Assignment> Every entry must be given again exactly. Include no pictures.

(Collected data)
=-=-=

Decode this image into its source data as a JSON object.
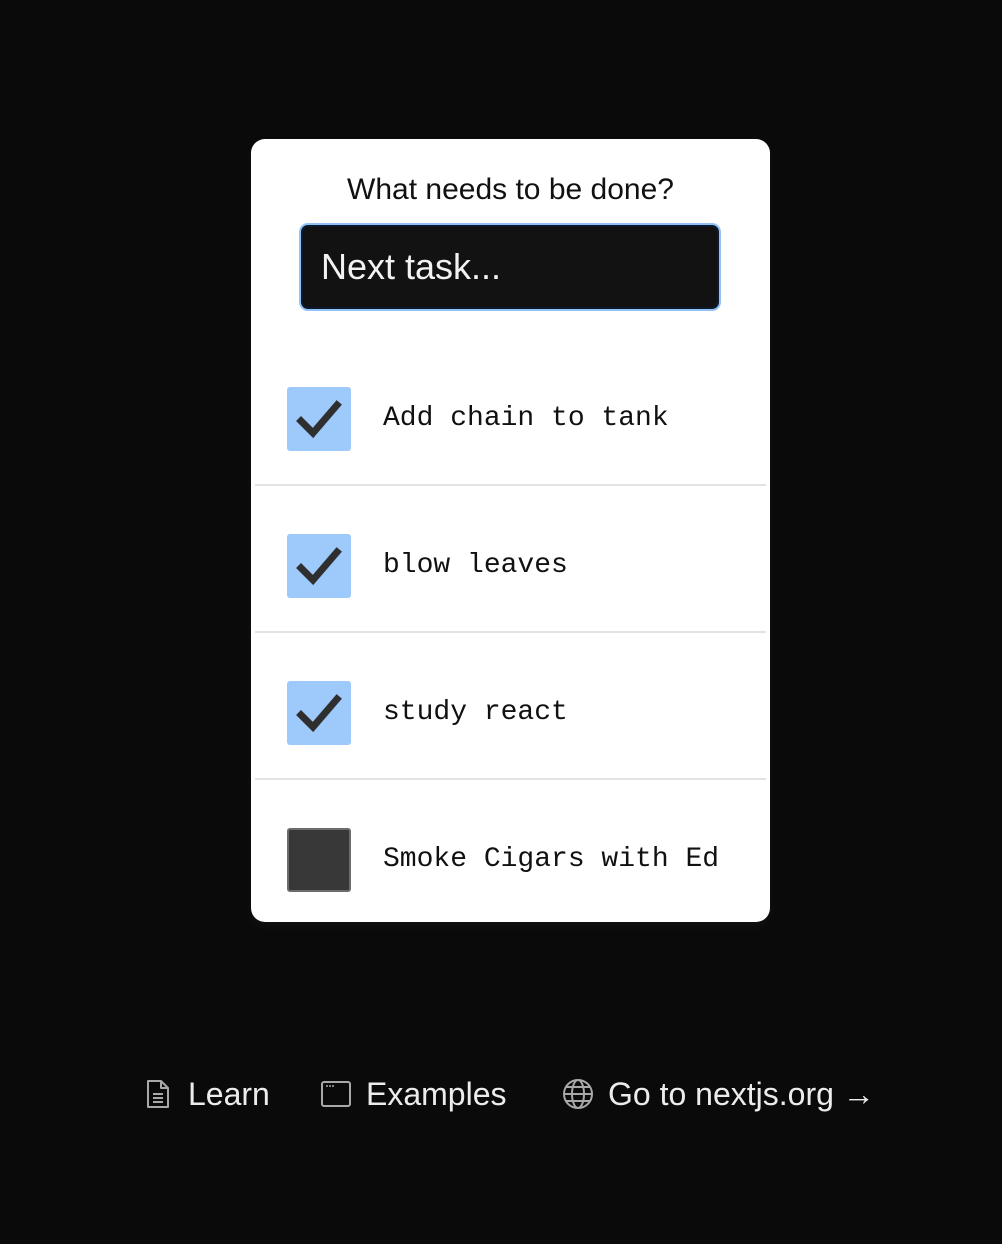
{
  "todo": {
    "prompt": "What needs to be done?",
    "input_placeholder": "Next task...",
    "input_value": "",
    "items": [
      {
        "text": "Add chain to tank",
        "completed": true
      },
      {
        "text": "blow leaves",
        "completed": true
      },
      {
        "text": "study react",
        "completed": true
      },
      {
        "text": "Smoke Cigars with Ed",
        "completed": false
      }
    ],
    "checkbox_checked_color": "#9ec9fb",
    "checkbox_unchecked_color": "#383838"
  },
  "footer": {
    "links": [
      {
        "label": "Learn",
        "icon": "document-icon"
      },
      {
        "label": "Examples",
        "icon": "window-icon"
      },
      {
        "label": "Go to nextjs.org →",
        "icon": "globe-icon"
      }
    ]
  },
  "colors": {
    "background": "#0a0a0a",
    "card": "#ffffff",
    "input_bg": "#121212",
    "focus_ring": "#93c2f5"
  }
}
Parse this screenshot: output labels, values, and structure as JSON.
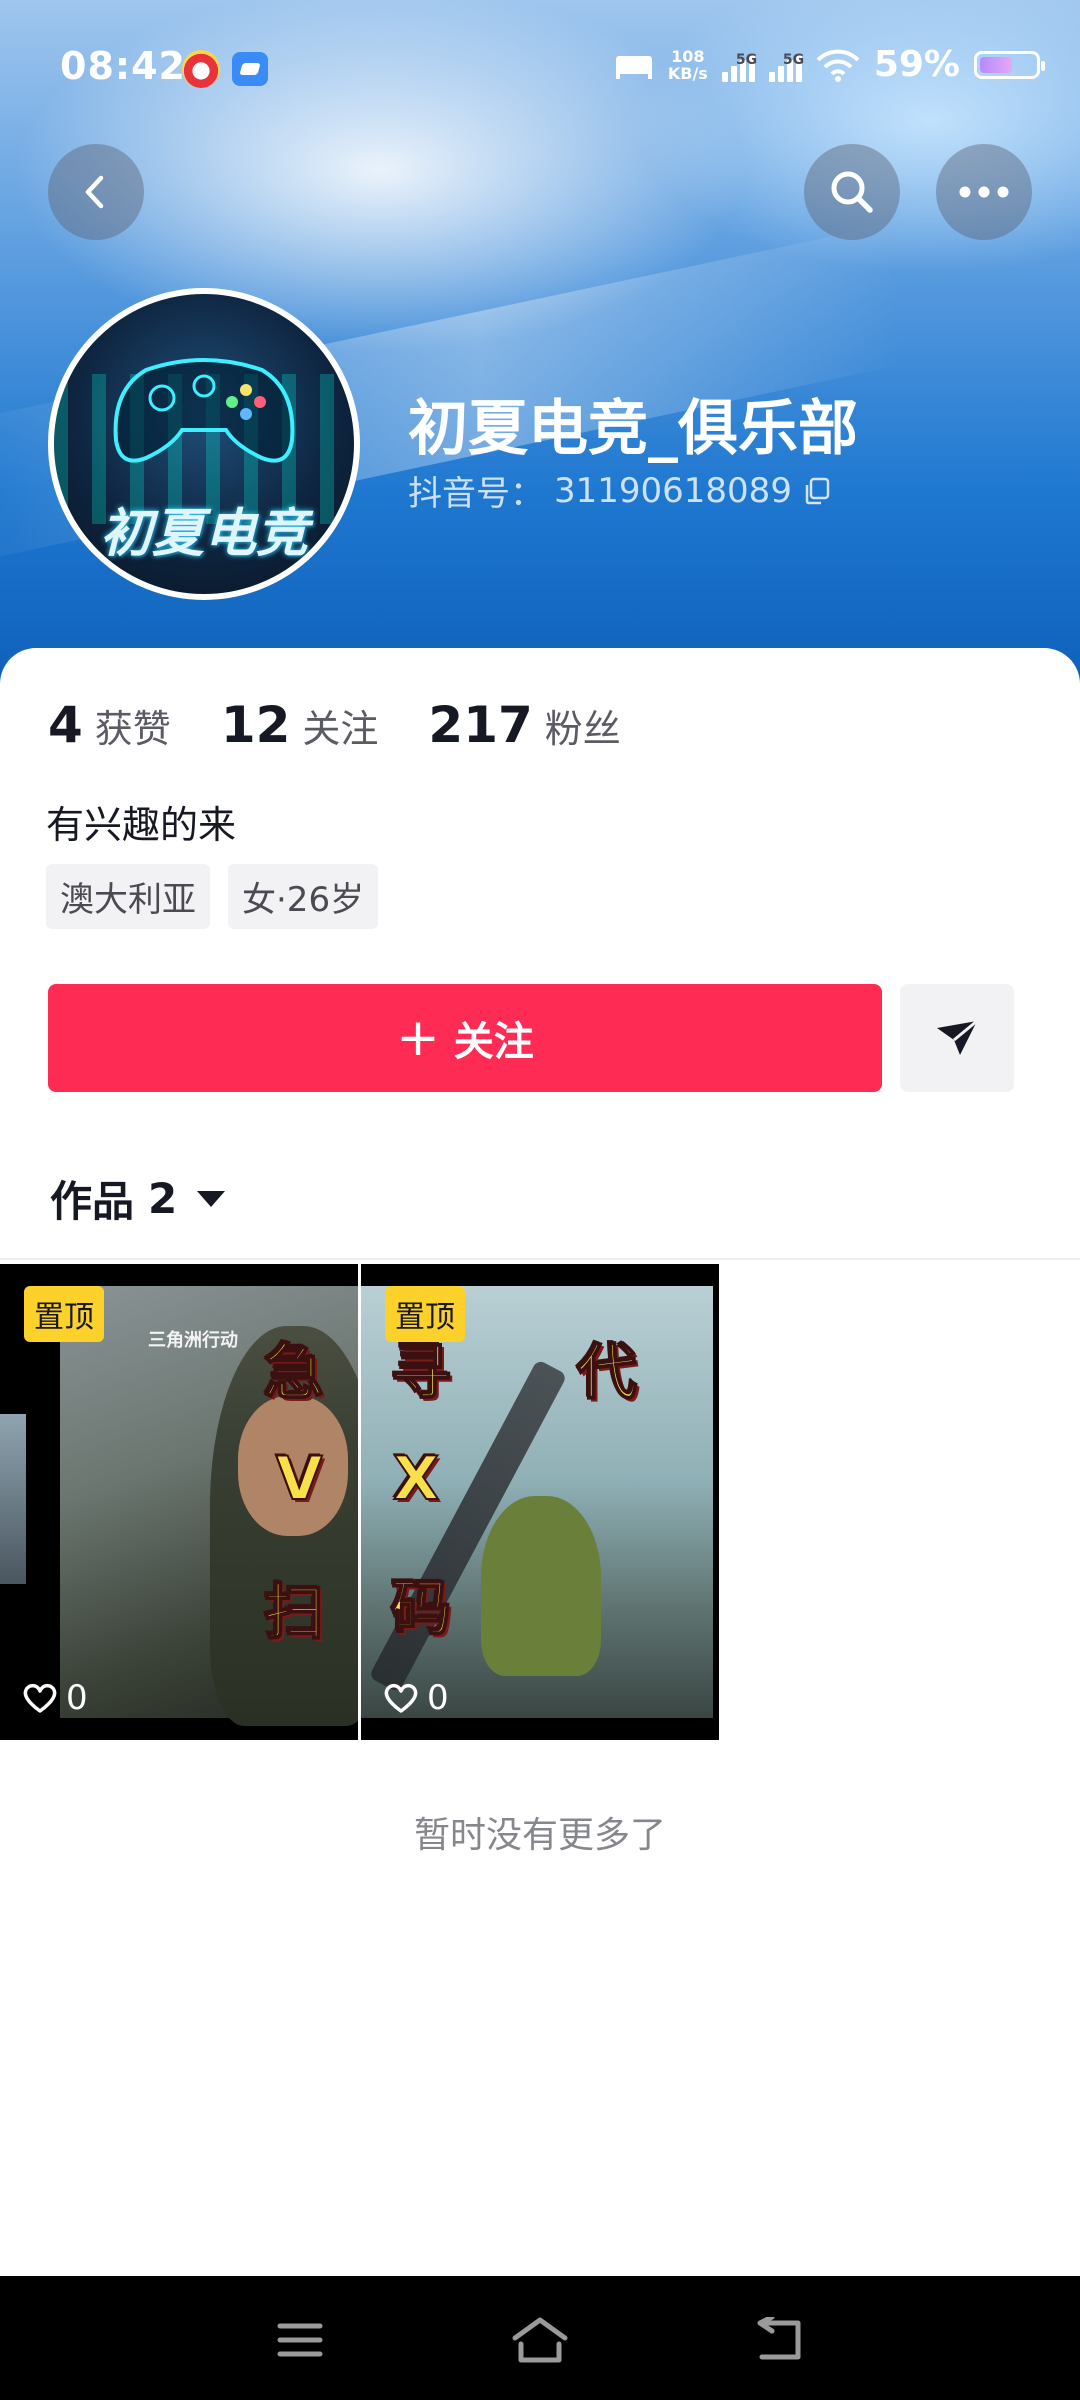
{
  "status_bar": {
    "time": "08:42",
    "net_speed_value": "108",
    "net_speed_unit": "KB/s",
    "signal1_label": "5G",
    "signal2_label": "5G",
    "battery_percent": "59%",
    "battery_level": 0.59
  },
  "profile": {
    "display_name": "初夏电竞_俱乐部",
    "douyin_id_label": "抖音号：",
    "douyin_id": "31190618089",
    "avatar_text": "初夏电竞",
    "bio": "有兴趣的来",
    "tags": [
      "澳大利亚",
      "女·26岁"
    ]
  },
  "stats": {
    "likes_count": "4",
    "likes_label": "获赞",
    "following_count": "12",
    "following_label": "关注",
    "followers_count": "217",
    "followers_label": "粉丝"
  },
  "actions": {
    "follow_label": "关注",
    "follow_plus": "+"
  },
  "works": {
    "tab_label": "作品",
    "count": "2",
    "items": [
      {
        "pin_label": "置顶",
        "overlay_chars": [
          "急",
          "V",
          "扫"
        ],
        "logo_text": "三角洲行动",
        "likes": "0"
      },
      {
        "pin_label": "置顶",
        "overlay_chars": [
          "寻",
          "代",
          "X",
          "码"
        ],
        "likes": "0"
      }
    ],
    "no_more_text": "暂时没有更多了"
  },
  "colors": {
    "accent": "#fe2c55",
    "pin_badge": "#fcd12a",
    "banner_blue": "#1f78d0"
  },
  "icons": {
    "back": "back-arrow-icon",
    "search": "search-icon",
    "more": "more-dots-icon",
    "copy": "copy-icon",
    "share": "send-icon",
    "like": "heart-icon",
    "nav_menu": "menu-icon",
    "nav_home": "home-icon",
    "nav_back": "back-icon"
  }
}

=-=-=

Exercise answer>
Decode this image into its source data as a JSON object.
{
  "todo": {
    "prompt": "What needs to be done?",
    "input_placeholder": "Next task...",
    "input_value": "",
    "items": [
      {
        "text": "Add chain to tank",
        "completed": true
      },
      {
        "text": "blow leaves",
        "completed": true
      },
      {
        "text": "study react",
        "completed": true
      },
      {
        "text": "Smoke Cigars with Ed",
        "completed": false
      }
    ],
    "checkbox_checked_color": "#9ec9fb",
    "checkbox_unchecked_color": "#383838"
  },
  "footer": {
    "links": [
      {
        "label": "Learn",
        "icon": "document-icon"
      },
      {
        "label": "Examples",
        "icon": "window-icon"
      },
      {
        "label": "Go to nextjs.org →",
        "icon": "globe-icon"
      }
    ]
  },
  "colors": {
    "background": "#0a0a0a",
    "card": "#ffffff",
    "input_bg": "#121212",
    "focus_ring": "#93c2f5"
  }
}
Parse this screenshot: output labels, values, and structure as JSON.
{
  "status_bar": {
    "time": "08:42",
    "net_speed_value": "108",
    "net_speed_unit": "KB/s",
    "signal1_label": "5G",
    "signal2_label": "5G",
    "battery_percent": "59%",
    "battery_level": 0.59
  },
  "profile": {
    "display_name": "初夏电竞_俱乐部",
    "douyin_id_label": "抖音号：",
    "douyin_id": "31190618089",
    "avatar_text": "初夏电竞",
    "bio": "有兴趣的来",
    "tags": [
      "澳大利亚",
      "女·26岁"
    ]
  },
  "stats": {
    "likes_count": "4",
    "likes_label": "获赞",
    "following_count": "12",
    "following_label": "关注",
    "followers_count": "217",
    "followers_label": "粉丝"
  },
  "actions": {
    "follow_label": "关注",
    "follow_plus": "+"
  },
  "works": {
    "tab_label": "作品",
    "count": "2",
    "items": [
      {
        "pin_label": "置顶",
        "overlay_chars": [
          "急",
          "V",
          "扫"
        ],
        "logo_text": "三角洲行动",
        "likes": "0"
      },
      {
        "pin_label": "置顶",
        "overlay_chars": [
          "寻",
          "代",
          "X",
          "码"
        ],
        "likes": "0"
      }
    ],
    "no_more_text": "暂时没有更多了"
  },
  "colors": {
    "accent": "#fe2c55",
    "pin_badge": "#fcd12a",
    "banner_blue": "#1f78d0"
  },
  "icons": {
    "back": "back-arrow-icon",
    "search": "search-icon",
    "more": "more-dots-icon",
    "copy": "copy-icon",
    "share": "send-icon",
    "like": "heart-icon",
    "nav_menu": "menu-icon",
    "nav_home": "home-icon",
    "nav_back": "back-icon"
  }
}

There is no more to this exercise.